Ron D. writes: I have found a coin. It is a 1984 D Dime. It is in very good condition, however, it is completely copper. I thought it might be a miscast coin, but in the numismatic field, I really don’t know. Could you possibly help me in identifying this coin? Thank you in advance.
Dimes, quarters and half dollars are made in a clad “sandwich”. The outer layers are .750 copper and .250 nickel bonded to a pure copper core. Occasionally, part of the strip that is used to cut coin blanks loses the outer layers. The reasons for this are many, but if gas or dirt comes in between the clad layer and the copper they won’t bond correctly.

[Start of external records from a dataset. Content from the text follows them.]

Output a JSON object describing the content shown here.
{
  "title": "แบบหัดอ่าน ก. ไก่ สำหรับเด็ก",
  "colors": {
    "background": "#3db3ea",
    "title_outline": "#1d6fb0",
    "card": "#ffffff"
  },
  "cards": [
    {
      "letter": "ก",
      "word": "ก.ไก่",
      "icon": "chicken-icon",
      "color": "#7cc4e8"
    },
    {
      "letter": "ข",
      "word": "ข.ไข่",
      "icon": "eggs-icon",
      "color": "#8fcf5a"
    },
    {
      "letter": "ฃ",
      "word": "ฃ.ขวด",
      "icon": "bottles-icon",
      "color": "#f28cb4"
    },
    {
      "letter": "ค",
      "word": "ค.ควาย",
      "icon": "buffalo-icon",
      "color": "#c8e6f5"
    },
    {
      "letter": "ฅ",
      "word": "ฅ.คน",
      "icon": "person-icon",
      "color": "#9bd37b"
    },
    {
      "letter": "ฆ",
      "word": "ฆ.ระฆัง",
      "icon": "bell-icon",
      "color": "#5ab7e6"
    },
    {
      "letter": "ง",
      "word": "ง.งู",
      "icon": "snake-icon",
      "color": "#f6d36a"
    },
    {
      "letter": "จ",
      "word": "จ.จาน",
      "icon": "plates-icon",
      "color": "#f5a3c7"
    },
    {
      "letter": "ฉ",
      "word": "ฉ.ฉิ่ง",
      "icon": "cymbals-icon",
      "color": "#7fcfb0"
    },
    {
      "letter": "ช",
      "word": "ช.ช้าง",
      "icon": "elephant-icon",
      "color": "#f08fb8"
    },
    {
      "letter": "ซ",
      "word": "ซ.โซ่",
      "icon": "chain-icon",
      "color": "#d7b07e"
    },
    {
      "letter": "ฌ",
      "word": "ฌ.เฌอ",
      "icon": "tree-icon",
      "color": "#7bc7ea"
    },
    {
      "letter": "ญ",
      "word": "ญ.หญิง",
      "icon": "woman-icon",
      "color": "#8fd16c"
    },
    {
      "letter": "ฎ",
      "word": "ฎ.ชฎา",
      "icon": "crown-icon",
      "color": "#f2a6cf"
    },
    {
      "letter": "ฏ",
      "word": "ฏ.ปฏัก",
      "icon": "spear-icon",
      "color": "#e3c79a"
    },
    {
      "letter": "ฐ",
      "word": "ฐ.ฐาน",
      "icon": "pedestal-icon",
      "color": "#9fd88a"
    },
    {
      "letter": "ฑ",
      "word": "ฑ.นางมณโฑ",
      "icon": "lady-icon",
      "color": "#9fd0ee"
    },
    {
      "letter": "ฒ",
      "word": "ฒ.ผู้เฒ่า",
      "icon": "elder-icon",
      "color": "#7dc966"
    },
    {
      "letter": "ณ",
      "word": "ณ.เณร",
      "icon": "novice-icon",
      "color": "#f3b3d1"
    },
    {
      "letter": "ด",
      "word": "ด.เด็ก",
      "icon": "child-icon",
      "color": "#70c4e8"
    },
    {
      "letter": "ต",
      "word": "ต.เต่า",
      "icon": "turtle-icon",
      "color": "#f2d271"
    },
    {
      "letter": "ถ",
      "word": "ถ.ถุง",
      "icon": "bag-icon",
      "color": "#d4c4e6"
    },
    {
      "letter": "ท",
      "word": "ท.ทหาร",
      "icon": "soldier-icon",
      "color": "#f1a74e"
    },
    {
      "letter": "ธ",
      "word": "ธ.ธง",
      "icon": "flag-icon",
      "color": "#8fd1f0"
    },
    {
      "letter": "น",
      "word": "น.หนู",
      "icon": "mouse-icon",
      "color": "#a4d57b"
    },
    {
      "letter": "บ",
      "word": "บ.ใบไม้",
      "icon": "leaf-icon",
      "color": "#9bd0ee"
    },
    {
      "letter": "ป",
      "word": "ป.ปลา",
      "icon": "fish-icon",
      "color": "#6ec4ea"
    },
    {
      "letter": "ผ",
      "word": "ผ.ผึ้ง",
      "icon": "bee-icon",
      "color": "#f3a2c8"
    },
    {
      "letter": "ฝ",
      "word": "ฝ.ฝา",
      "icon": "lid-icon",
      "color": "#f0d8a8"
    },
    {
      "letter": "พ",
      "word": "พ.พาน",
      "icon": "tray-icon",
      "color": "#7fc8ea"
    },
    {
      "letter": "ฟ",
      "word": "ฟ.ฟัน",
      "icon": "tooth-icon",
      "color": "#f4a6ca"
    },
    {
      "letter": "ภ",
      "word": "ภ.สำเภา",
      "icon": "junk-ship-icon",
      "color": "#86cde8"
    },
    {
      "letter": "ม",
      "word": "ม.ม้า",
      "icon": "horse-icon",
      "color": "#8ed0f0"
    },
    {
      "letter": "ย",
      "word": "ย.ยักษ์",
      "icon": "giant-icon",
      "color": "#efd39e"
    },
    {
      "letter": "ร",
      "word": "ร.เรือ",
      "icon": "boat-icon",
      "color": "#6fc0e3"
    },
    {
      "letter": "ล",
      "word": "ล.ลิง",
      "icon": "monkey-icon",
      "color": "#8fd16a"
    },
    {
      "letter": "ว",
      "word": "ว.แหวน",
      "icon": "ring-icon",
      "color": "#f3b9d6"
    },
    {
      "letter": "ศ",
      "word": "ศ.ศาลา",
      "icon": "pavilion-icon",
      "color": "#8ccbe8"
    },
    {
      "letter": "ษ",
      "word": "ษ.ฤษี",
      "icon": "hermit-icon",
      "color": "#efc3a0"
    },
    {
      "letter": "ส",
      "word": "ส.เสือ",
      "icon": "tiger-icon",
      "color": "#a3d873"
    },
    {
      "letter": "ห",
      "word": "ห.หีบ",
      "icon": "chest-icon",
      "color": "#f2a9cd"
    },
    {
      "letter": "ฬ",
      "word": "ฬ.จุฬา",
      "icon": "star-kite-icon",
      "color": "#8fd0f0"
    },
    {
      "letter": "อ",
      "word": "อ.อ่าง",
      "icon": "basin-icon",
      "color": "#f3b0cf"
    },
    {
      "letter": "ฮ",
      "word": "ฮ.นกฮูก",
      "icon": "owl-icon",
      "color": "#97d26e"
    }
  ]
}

Coins struck from these defective planchets are underweight but genuine. They classify as a lamination error and collectors will pay a premium of $6 and up for one like you have described.